** Recorded information follows **

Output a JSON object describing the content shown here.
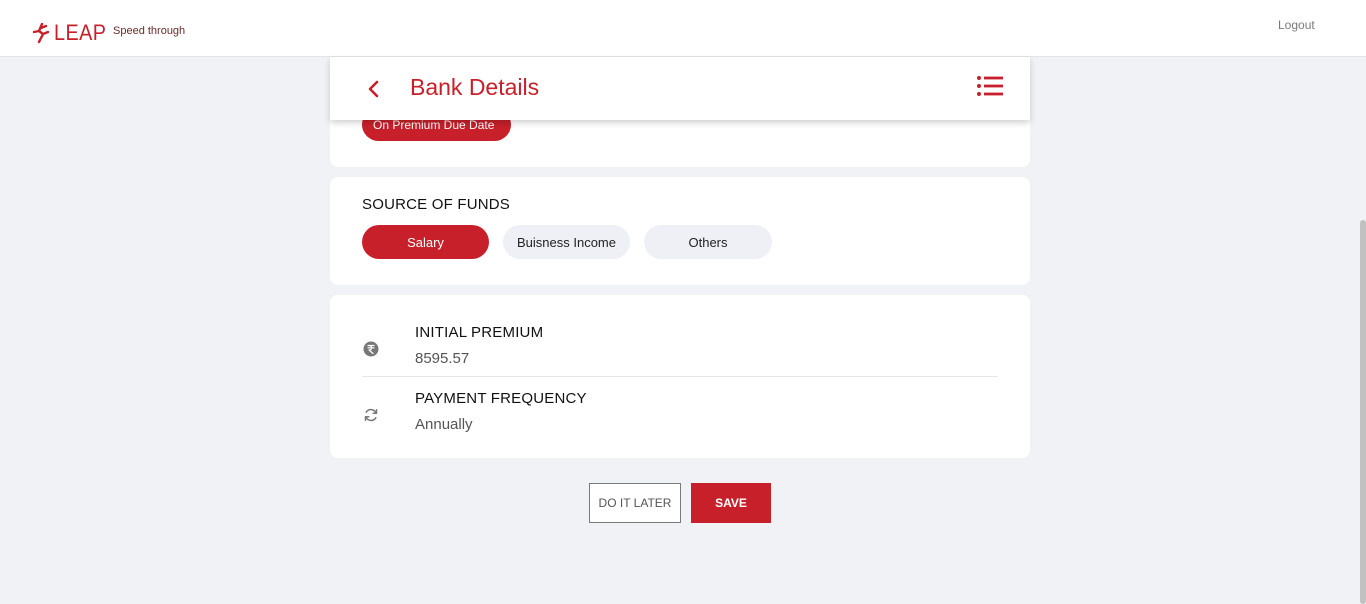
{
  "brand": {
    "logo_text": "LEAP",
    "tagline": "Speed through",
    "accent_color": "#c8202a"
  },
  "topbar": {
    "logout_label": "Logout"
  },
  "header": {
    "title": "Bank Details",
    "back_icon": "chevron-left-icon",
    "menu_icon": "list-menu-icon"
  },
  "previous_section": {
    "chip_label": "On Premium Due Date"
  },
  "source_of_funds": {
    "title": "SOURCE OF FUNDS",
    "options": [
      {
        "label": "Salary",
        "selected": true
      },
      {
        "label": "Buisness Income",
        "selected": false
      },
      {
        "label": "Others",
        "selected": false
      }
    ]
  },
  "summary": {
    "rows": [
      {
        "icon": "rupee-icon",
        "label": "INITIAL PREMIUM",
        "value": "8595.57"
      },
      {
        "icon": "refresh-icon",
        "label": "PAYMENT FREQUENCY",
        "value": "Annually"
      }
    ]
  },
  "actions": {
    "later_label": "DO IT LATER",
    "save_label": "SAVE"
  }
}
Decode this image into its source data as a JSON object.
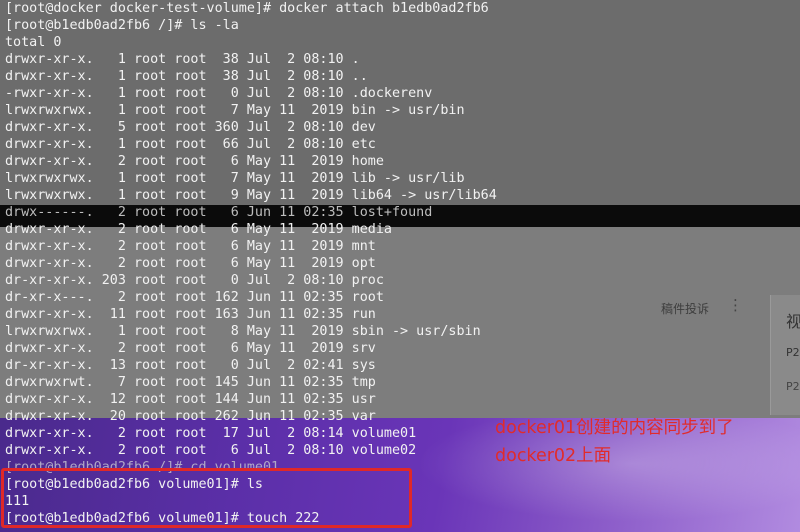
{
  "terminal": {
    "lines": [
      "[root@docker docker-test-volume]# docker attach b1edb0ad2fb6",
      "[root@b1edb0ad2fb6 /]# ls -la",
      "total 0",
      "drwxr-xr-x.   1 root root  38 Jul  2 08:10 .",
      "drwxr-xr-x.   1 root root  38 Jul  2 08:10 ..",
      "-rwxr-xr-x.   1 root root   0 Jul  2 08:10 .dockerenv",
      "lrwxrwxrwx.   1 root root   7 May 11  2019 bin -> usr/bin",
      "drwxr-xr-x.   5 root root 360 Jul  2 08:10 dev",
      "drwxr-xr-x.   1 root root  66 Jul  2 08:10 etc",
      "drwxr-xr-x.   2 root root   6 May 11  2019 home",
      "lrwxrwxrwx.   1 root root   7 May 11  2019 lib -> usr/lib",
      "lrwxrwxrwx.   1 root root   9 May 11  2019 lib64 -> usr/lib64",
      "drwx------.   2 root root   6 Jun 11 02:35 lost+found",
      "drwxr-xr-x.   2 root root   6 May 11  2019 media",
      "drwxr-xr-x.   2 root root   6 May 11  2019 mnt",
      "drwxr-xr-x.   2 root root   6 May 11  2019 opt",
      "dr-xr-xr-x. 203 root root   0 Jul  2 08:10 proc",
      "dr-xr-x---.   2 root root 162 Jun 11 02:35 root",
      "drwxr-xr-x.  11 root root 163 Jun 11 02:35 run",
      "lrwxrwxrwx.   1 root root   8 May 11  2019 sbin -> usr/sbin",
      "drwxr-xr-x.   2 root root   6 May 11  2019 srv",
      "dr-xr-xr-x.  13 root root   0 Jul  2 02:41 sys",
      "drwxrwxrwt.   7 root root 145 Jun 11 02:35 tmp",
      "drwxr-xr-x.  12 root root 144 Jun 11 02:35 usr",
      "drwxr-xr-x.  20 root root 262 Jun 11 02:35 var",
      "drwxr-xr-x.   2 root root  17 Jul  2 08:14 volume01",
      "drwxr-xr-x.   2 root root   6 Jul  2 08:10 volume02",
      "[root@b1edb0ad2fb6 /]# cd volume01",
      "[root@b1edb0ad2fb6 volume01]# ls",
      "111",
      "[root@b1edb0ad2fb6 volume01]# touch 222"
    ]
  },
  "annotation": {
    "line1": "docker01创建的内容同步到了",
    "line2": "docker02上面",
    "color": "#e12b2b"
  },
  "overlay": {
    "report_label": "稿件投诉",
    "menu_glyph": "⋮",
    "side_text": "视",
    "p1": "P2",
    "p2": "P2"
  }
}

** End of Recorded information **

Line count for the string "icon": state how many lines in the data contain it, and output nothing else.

4